Another issue I have with the book is Hancock's attack on Zecharia Sitchin, which is executed along the lines of how Academics do such things. It seems quite out-of-character for Hancock given that he has generally been highly supportive of his fellow alternative researchers. Hancock engages in what seems to be a totally irrelevant argument on why the name Nephilim/Nefilim cannot denote (or even connote) "fallen," although the sources are quite clear that they were the by-product of a fallen race, if not a fallen race themselves. Hancock does not stop to consider the possibility that the Bible is both condemning and praising our forebears in the same history! (Hancock also does not stop to consider that it may have been the Neanderthals that "sinned" with those who were at that time coming "out of Africa." In any event, Neanderthals as we know payed the ultimate price of extinction. Only their "evil/renowned" mixed offspring survived.) The motivation for attacking Sitchin is not made clear and therefore comes across as disingenuous. I can only guess that Hancock now prefers the theory that knowledge of astronomy (and other sciences/"pure religion") originally came from the spirit/dream world rather than imparted to mankind by "ancient astronauts." I don't see why it has to be either one or the other.

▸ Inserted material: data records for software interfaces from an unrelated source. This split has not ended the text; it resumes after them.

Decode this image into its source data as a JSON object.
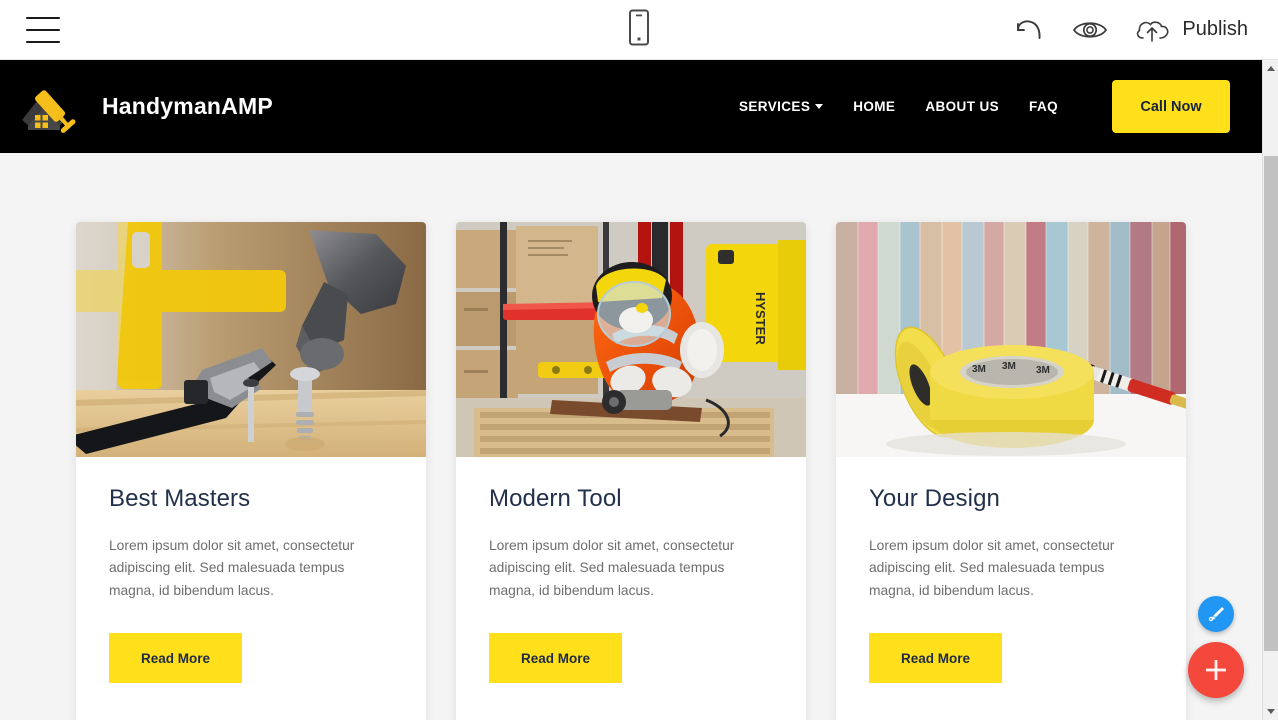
{
  "editor": {
    "menu_icon": "hamburger-menu-icon",
    "device_icon": "mobile-device-icon",
    "undo_icon": "undo-arrow-icon",
    "preview_icon": "eye-preview-icon",
    "publish_icon": "cloud-upload-icon",
    "publish_label": "Publish"
  },
  "site": {
    "brand": {
      "name": "HandymanAMP",
      "logo_icon": "house-paint-roller-logo"
    },
    "nav": [
      {
        "label": "SERVICES",
        "has_dropdown": true
      },
      {
        "label": "HOME",
        "has_dropdown": false
      },
      {
        "label": "ABOUT US",
        "has_dropdown": false
      },
      {
        "label": "FAQ",
        "has_dropdown": false
      }
    ],
    "cta": {
      "label": "Call Now"
    }
  },
  "cards": [
    {
      "title": "Best Masters",
      "text": "Lorem ipsum dolor sit amet, consectetur adipiscing elit. Sed malesuada tempus magna, id bibendum lacus.",
      "button": "Read More",
      "image_alt": "wrench-hammer-screws-on-wood"
    },
    {
      "title": "Modern Tool",
      "text": "Lorem ipsum dolor sit amet, consectetur adipiscing elit. Sed malesuada tempus magna, id bibendum lacus.",
      "button": "Read More",
      "image_alt": "worker-in-orange-suit-with-forklift"
    },
    {
      "title": "Your Design",
      "text": "Lorem ipsum dolor sit amet, consectetur adipiscing elit. Sed malesuada tempus magna, id bibendum lacus.",
      "button": "Read More",
      "image_alt": "yellow-masking-tape-and-brush"
    }
  ],
  "fabs": {
    "brush": {
      "icon": "paint-brush-icon"
    },
    "add": {
      "icon": "plus-icon"
    }
  },
  "scrollbar": {
    "up_icon": "scroll-up-arrow-icon",
    "down_icon": "scroll-down-arrow-icon"
  },
  "colors": {
    "accent_yellow": "#FFE01B",
    "nav_black": "#000000",
    "title_navy": "#22304a",
    "body_gray": "#6e6e6e",
    "canvas_bg": "#f4f4f4",
    "fab_blue": "#2196F3",
    "fab_red": "#F4483C"
  }
}
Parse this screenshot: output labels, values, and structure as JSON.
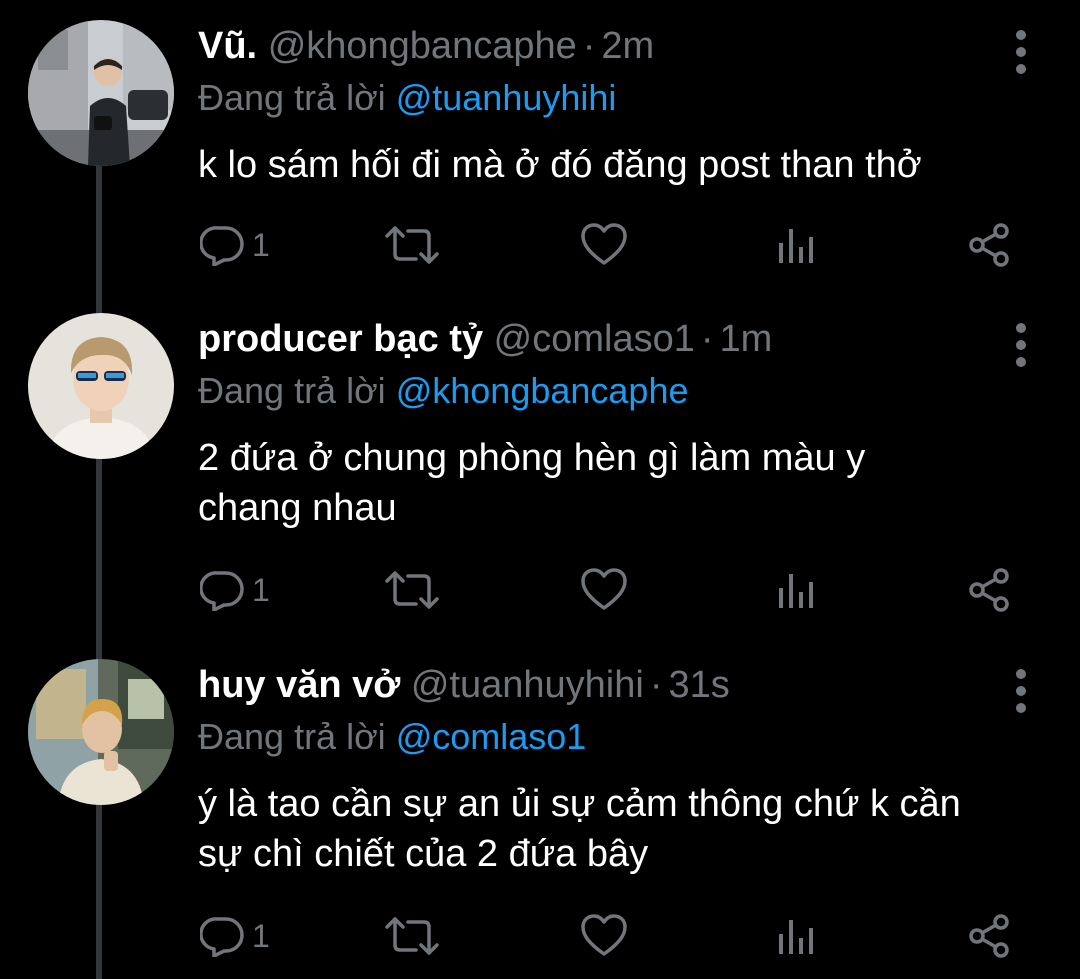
{
  "theme": {
    "background": "#000000",
    "text": "#ffffff",
    "muted": "#71767b",
    "link": "#1d9bf0"
  },
  "tweets": [
    {
      "display_name": "Vũ.",
      "handle": "@khongbancaphe",
      "dot": "·",
      "time": "2m",
      "reply_prefix": "Đang trả lời",
      "reply_to": "@tuanhuyhihi",
      "text": "k lo sám hối đi mà ở đó đăng post than thở",
      "reply_count": "1",
      "avatar_icon": "avatar-photo"
    },
    {
      "display_name": "producer bạc tỷ",
      "handle": "@comlaso1",
      "dot": "·",
      "time": "1m",
      "reply_prefix": "Đang trả lời",
      "reply_to": "@khongbancaphe",
      "text": "2 đứa ở chung phòng hèn gì làm màu y chang nhau",
      "reply_count": "1",
      "avatar_icon": "avatar-photo"
    },
    {
      "display_name": "huy văn vở",
      "handle": "@tuanhuyhihi",
      "dot": "·",
      "time": "31s",
      "reply_prefix": "Đang trả lời",
      "reply_to": "@comlaso1",
      "text": "ý là tao cần sự an ủi sự cảm thông chứ k cần sự chì chiết của 2 đứa bây",
      "reply_count": "1",
      "avatar_icon": "avatar-photo"
    }
  ],
  "action_icons": [
    "reply-icon",
    "retweet-icon",
    "like-icon",
    "analytics-icon",
    "share-icon"
  ]
}
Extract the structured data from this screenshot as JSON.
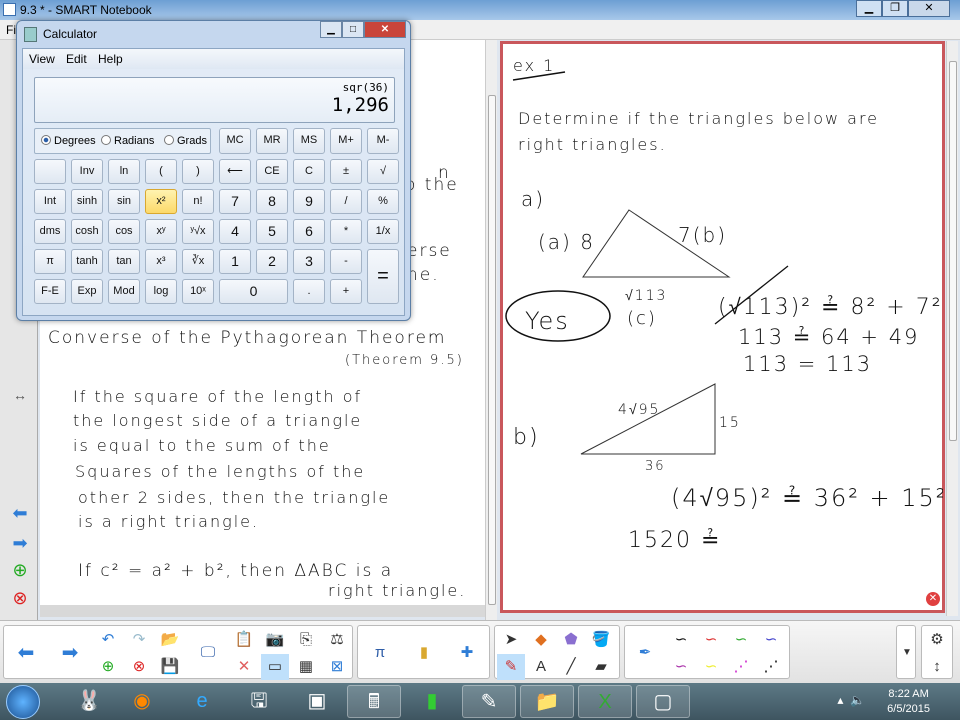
{
  "window": {
    "title": "9.3 * - SMART Notebook",
    "menu_first": "Fi"
  },
  "calculator": {
    "title": "Calculator",
    "menu": [
      "View",
      "Edit",
      "Help"
    ],
    "expression": "sqr(36)",
    "value": "1,296",
    "angle_modes": [
      "Degrees",
      "Radians",
      "Grads"
    ],
    "selected_mode": "Degrees",
    "memory": [
      "MC",
      "MR",
      "MS",
      "M+",
      "M-"
    ],
    "rows": [
      [
        "",
        "Inv",
        "ln",
        "(",
        ")",
        "⟵",
        "CE",
        "C",
        "±",
        "√"
      ],
      [
        "Int",
        "sinh",
        "sin",
        "x²",
        "n!",
        "7",
        "8",
        "9",
        "/",
        "%"
      ],
      [
        "dms",
        "cosh",
        "cos",
        "xʸ",
        "ʸ√x",
        "4",
        "5",
        "6",
        "*",
        "1/x"
      ],
      [
        "π",
        "tanh",
        "tan",
        "x³",
        "∛x",
        "1",
        "2",
        "3",
        "-"
      ],
      [
        "F-E",
        "Exp",
        "Mod",
        "log",
        "10ˣ",
        "0",
        ".",
        "+"
      ]
    ],
    "equals": "=",
    "highlighted": "x²"
  },
  "left_page": {
    "partial": [
      "n",
      "o the",
      "erse",
      "ne."
    ],
    "heading": "Converse of the Pythagorean Theorem",
    "subheading": "(Theorem 9.5)",
    "body": [
      "If the square of the length of",
      "the longest side of a triangle",
      "is equal to the sum of the",
      "Squares of the lengths of the",
      "other 2 sides, then the triangle",
      "is a right triangle."
    ],
    "formula_1": "If c² = a² + b², then ΔABC is a",
    "formula_2": "right triangle."
  },
  "right_page": {
    "label": "ex 1",
    "prompt_1": "Determine if the triangles below are",
    "prompt_2": "right triangles.",
    "part_a": {
      "label": "a)",
      "side_a": "(a) 8",
      "side_b": "7(b)",
      "side_c": "√113",
      "side_c_label": "(c)",
      "answer": "Yes",
      "work": [
        "(√113)² ≟ 8² + 7²",
        "113 ≟ 64 + 49",
        "113 = 113"
      ]
    },
    "part_b": {
      "label": "b)",
      "hyp": "4√95",
      "leg1": "15",
      "leg2": "36",
      "work": [
        "(4√95)² ≟ 36² + 15²",
        "1520 ≟"
      ]
    }
  },
  "taskbar": {
    "time": "8:22 AM",
    "date": "6/5/2015"
  }
}
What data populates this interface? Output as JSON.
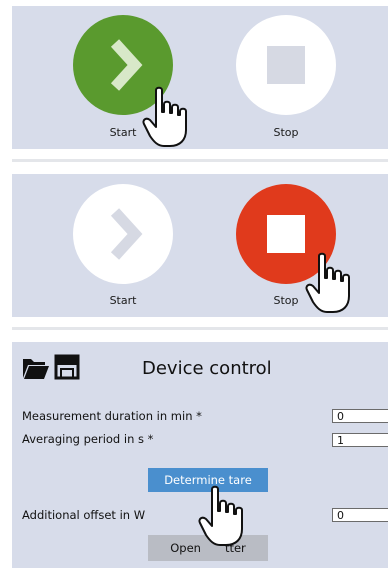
{
  "panel1": {
    "start_label": "Start",
    "stop_label": "Stop",
    "start_color": "#5a9a2e",
    "stop_color": "#ffffff"
  },
  "panel2": {
    "start_label": "Start",
    "stop_label": "Stop",
    "start_color": "#ffffff",
    "stop_color": "#e03a1c"
  },
  "device_control": {
    "title": "Device control",
    "toolbar_icons": [
      "folder-open-icon",
      "save-icon"
    ],
    "fields": [
      {
        "label": "Measurement duration in min *",
        "value": "0"
      },
      {
        "label": "Averaging period in s *",
        "value": "1"
      },
      {
        "label": "Additional offset in W",
        "value": "0"
      }
    ],
    "determine_tare_label": "Determine tare",
    "open_button_left": "Open",
    "open_button_right": "tter"
  }
}
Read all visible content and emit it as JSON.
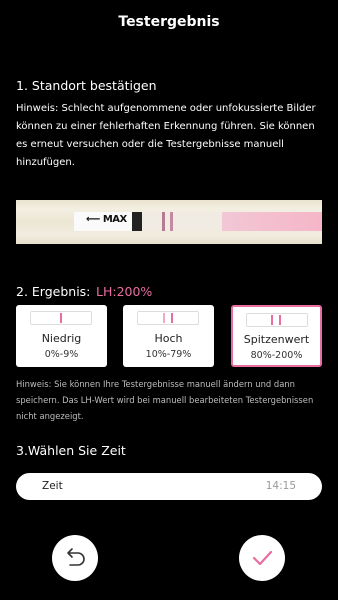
{
  "header": {
    "title": "Testergebnis"
  },
  "step1": {
    "title": "1. Standort bestätigen",
    "hint": "Hinweis: Schlecht aufgenommene oder unfokussierte Bilder können zu einer fehlerhaften Erkennung führen. Sie können es erneut versuchen oder die Testergebnisse manuell hinzufügen."
  },
  "strip": {
    "max_label": "MAX"
  },
  "step2": {
    "title": "2. Ergebnis:",
    "value": "LH:200%",
    "cards": [
      {
        "name": "Niedrig",
        "range": "0%-9%"
      },
      {
        "name": "Hoch",
        "range": "10%-79%"
      },
      {
        "name": "Spitzenwert",
        "range": "80%-200%"
      }
    ],
    "hint": "Hinweis: Sie können Ihre Testergebnisse manuell ändern und dann speichern. Das LH-Wert wird bei manuell bearbeiteten Testergebnissen nicht angezeigt."
  },
  "step3": {
    "title": "3.Wählen Sie Zeit",
    "time_label": "Zeit",
    "time_value": "14:15"
  },
  "colors": {
    "accent": "#e76ea0",
    "background": "#000000"
  }
}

In conclusion, Magicians of the Gods is an excellent survey of contemporary alternative archaeology, geology, astronomy/cosmology and anthropology. It is unfortunately marred by a number of illogical and unnecessary inferences made by the author from the broad survey he has performed.